Kidney. UK RPG: The UK Renal Pharmacy Group. Chronic kidney disease: managing anaemia. This guideline updates and replaces NICE guideline CG114 (published February 2011).
It offers evidence-based advice on diagnosing and managing anaemia of chronic kidney disease. In this update, new recommendations have been added on diagnosis and management, including the detection and management of ESA-resistant anaemia. This guideline was previously called anaemia management in people with chronic kidney disease. Your responsibility The recommendations in this guideline represent the view of NICE, arrived at after careful consideration of the evidence available. Local commissioners and/or providers have a responsibility to enable the guideline to be applied when individual health professionals and their patients or service users wish to use it.
Chronic kidney disease in adults: assessment and management. Next review date: June 2017 Go straight to the recommendations This guideline offers evidence-based advice on the care and treatment of people with chronic kidney disease.
It was previously called chronic kidney disease: early identification and management of chronic kidney disease in adults in primary and secondary care. This guideline updates and replaces chronic kidney disease: early identification and management of chronic kidney disease in adults in primary and secondary care (CG73). Your responsibility The recommendations in this guideline represent the view of NICE, arrived at after careful consideration of the evidence available.
Local commissioners and/or providers have a responsibility to enable the guideline to be applied when individual health professionals and their patients or service users wish to use it. Chronic kidney disease (stage 4 or 5): management of hyperphosphataemia. Review decision date: December 2014 Review decision: Following the recent surveillance review which checks the need to update CG157, this guideline should not be updated at this time.

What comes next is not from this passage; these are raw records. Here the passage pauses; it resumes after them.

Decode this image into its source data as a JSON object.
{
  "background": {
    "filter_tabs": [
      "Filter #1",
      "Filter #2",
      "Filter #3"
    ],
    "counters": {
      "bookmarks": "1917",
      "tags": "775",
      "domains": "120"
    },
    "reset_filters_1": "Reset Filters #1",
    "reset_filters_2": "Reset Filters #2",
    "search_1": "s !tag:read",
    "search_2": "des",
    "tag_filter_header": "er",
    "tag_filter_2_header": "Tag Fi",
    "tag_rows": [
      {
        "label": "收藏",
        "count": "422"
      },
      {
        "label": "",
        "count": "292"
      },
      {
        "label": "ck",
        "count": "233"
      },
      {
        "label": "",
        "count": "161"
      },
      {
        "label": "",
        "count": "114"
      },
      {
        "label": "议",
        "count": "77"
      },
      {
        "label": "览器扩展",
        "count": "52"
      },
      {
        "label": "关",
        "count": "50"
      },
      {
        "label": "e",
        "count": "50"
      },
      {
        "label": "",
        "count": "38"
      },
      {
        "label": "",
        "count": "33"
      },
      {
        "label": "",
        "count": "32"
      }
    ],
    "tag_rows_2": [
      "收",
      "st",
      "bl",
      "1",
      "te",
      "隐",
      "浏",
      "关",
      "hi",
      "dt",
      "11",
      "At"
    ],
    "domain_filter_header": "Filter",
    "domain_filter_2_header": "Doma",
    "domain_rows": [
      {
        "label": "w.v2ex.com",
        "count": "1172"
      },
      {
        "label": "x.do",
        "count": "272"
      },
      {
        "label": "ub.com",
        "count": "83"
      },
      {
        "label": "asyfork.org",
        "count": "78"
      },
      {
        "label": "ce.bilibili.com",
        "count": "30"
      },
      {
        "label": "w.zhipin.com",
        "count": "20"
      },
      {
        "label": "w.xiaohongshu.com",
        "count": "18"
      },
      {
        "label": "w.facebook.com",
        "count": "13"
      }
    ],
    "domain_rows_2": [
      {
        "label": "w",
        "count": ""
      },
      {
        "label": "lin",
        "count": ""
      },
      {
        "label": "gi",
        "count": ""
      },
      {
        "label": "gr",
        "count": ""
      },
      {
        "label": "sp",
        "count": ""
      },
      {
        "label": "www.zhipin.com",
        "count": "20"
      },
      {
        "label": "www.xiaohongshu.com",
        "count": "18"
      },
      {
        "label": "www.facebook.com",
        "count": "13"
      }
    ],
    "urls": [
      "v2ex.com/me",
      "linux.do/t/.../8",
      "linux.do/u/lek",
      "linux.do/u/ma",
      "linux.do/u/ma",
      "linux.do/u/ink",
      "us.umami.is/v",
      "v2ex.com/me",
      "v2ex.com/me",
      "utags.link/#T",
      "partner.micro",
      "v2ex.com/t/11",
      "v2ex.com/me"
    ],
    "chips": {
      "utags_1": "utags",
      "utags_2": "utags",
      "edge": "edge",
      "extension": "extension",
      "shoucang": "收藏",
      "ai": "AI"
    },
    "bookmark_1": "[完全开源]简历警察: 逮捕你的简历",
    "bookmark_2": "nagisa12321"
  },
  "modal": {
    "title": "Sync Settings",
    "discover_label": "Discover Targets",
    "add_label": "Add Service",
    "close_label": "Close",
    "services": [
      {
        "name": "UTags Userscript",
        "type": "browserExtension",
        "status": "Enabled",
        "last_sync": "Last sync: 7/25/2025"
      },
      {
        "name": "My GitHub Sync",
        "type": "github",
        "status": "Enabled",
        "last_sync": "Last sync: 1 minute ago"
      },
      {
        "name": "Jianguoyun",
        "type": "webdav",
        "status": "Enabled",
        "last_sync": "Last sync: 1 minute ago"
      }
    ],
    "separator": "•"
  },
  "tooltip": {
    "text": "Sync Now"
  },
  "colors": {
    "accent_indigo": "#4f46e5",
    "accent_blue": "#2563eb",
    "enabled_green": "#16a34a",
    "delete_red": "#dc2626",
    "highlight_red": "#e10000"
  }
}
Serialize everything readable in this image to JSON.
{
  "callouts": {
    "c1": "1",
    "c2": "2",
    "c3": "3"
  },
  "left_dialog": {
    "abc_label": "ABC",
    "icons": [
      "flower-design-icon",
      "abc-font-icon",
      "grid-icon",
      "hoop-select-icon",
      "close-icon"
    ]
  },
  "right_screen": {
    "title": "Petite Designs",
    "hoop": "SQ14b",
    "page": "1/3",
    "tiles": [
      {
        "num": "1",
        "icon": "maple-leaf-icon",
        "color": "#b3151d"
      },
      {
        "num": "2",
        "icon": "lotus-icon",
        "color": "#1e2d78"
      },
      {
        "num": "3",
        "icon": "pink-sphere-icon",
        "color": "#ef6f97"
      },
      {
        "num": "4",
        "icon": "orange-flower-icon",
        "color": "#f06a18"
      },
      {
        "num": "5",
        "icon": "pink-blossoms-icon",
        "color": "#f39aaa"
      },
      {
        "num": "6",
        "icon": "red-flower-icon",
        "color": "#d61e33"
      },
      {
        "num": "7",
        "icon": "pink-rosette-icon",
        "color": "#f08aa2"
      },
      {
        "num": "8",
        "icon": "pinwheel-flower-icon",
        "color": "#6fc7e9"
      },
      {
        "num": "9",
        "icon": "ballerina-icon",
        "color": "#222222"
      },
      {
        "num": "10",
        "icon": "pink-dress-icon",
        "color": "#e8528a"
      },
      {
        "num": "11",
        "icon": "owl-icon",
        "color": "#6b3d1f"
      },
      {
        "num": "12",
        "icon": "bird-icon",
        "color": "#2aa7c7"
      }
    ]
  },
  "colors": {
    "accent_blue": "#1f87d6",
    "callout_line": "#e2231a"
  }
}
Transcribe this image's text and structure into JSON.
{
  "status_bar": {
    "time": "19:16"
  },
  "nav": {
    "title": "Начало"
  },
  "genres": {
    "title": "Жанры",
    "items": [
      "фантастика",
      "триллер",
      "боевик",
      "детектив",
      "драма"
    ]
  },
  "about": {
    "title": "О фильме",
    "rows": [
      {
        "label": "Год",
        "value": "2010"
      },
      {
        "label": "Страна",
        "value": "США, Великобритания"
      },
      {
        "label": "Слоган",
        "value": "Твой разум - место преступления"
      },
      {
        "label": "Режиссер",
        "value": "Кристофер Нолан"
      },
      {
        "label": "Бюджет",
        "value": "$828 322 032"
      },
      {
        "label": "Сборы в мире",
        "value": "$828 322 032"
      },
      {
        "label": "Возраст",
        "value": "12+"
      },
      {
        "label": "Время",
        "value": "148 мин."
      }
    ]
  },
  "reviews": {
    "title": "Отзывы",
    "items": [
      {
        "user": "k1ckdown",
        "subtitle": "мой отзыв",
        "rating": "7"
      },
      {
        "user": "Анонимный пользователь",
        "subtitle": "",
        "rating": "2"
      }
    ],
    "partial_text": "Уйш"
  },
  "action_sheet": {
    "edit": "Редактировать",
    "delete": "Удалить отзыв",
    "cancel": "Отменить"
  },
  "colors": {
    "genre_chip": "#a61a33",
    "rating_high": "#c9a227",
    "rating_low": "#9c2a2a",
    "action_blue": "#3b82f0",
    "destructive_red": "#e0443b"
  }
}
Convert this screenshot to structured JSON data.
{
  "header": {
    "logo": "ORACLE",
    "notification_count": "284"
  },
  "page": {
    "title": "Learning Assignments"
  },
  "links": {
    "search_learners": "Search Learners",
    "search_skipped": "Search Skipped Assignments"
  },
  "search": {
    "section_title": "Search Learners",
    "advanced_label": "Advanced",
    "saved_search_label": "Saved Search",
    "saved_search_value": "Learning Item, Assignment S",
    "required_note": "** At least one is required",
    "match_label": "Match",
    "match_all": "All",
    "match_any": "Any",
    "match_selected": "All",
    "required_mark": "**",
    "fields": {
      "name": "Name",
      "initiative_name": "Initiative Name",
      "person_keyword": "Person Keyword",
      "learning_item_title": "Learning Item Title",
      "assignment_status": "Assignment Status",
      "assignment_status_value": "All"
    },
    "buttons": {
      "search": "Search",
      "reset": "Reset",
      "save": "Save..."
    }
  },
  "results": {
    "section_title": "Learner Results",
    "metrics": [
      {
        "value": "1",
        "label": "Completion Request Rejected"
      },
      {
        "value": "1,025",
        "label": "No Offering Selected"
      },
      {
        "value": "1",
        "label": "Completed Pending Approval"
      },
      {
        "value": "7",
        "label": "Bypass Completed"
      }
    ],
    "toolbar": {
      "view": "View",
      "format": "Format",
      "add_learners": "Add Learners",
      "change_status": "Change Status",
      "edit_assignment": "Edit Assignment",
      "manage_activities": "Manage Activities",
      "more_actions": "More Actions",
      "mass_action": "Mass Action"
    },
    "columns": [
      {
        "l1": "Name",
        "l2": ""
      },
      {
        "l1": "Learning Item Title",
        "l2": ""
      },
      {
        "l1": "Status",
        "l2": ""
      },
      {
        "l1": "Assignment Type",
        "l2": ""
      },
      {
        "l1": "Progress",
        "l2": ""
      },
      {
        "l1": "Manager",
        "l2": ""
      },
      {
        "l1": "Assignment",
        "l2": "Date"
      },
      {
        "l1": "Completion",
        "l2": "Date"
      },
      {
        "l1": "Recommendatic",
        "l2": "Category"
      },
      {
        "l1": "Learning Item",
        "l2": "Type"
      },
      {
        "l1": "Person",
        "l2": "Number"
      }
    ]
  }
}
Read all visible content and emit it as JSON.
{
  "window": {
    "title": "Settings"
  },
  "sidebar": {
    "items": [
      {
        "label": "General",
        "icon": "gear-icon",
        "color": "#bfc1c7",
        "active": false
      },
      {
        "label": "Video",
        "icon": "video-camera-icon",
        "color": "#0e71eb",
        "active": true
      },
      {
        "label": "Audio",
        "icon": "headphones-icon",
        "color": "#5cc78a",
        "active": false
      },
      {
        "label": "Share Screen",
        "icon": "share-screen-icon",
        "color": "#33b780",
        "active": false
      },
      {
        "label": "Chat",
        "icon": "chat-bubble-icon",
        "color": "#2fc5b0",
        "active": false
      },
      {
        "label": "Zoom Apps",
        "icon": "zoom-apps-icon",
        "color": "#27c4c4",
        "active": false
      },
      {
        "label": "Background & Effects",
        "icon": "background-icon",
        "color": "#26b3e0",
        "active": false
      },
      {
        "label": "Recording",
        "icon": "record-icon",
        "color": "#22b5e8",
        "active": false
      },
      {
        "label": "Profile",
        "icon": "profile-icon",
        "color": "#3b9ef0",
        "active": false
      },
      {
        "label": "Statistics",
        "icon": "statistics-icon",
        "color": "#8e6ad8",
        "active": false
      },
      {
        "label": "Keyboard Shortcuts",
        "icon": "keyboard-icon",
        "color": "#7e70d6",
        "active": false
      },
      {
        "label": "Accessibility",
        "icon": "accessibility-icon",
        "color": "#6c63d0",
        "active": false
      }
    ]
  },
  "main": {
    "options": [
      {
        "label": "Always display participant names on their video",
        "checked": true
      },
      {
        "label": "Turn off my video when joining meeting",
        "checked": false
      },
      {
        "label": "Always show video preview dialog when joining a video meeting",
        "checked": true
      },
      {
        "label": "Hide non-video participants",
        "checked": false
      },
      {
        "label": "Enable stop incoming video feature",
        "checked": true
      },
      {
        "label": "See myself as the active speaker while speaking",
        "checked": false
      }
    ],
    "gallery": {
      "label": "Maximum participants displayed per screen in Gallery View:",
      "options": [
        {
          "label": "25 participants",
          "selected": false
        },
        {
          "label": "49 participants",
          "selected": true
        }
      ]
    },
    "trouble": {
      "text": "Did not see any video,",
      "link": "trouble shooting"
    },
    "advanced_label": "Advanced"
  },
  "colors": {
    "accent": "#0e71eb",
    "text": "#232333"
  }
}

This guideline will be checked again for update at its scheduled time point according to the methods described here. Kidney International. IMPROVING GLOBAL OUTCOMES. UK RPG: The UK Renal Pharmacy Group. Kidney Stone Remedies Research & Treatment – KidneyAtlas.org. The National Kidney Foundation Kidney Disease Outcomes Quality Initiative (NKF KDOQI ) - The National Kidney Foundation.
IKA. A Guide to Kidney Transplantation - Beaumont Hospital. Nephrology - Renal Medicine - Cork University Hospital. Welcome to The Department of Renal Medicine at Cork University Hospital one of the country’s largest centres for patients with kidney disease.
We provide a full range of specialist treatments for patients with kidney disease and have a dedicated team based within the hospital and provide outreach services at Kerry General Hospital. Our main priority is the needs of our patients and their families. We are dedicated to improving outcomes for our patients and to ensuring their comfort. Cork University Hospital’s Cardiac Renal Centre was opened in 2010. Spanning 13,000m2 over 6 floors, the Centre represents an innovative service development recognising the key interdependencies of the specialties of Cardiology, Cardiothoracic Surgery and Renal Medicine.
Use the navigation links on the left to give you an insight into the care that we provide. Immunosuppressive therapy for renal transplantation in adults. NICE has made the following recommendations about the use of immunosuppressive drugs in adults receiving kidney transplants: Doctors should consider using basiliximab or daclizumab for induction treatment (immediately after the kidney transplant).
These drugs should be used with a combination of other drugs including a calcineurin inhibitor such as ciclosporin. The cheapest one of the two (basiliximab or daclizumab) should be used. Tacrolimus is a calcineurin inhibitor and can be used instead of ciclosporin when a person needs a calcineurin inhibitor as part of their initial or maintenance immunosuppressive treatment after a kidney transplant. The drug (tacrolimus or ciclosporin) that is least likely to have serious side effects in that particular person should be used. Doctors should consider using mycophenolate mofetil as part of immunosuppressive treatment after kidney transplant only when a person has to stop taking a calcineurin inhibitor, or has to take a lower dose.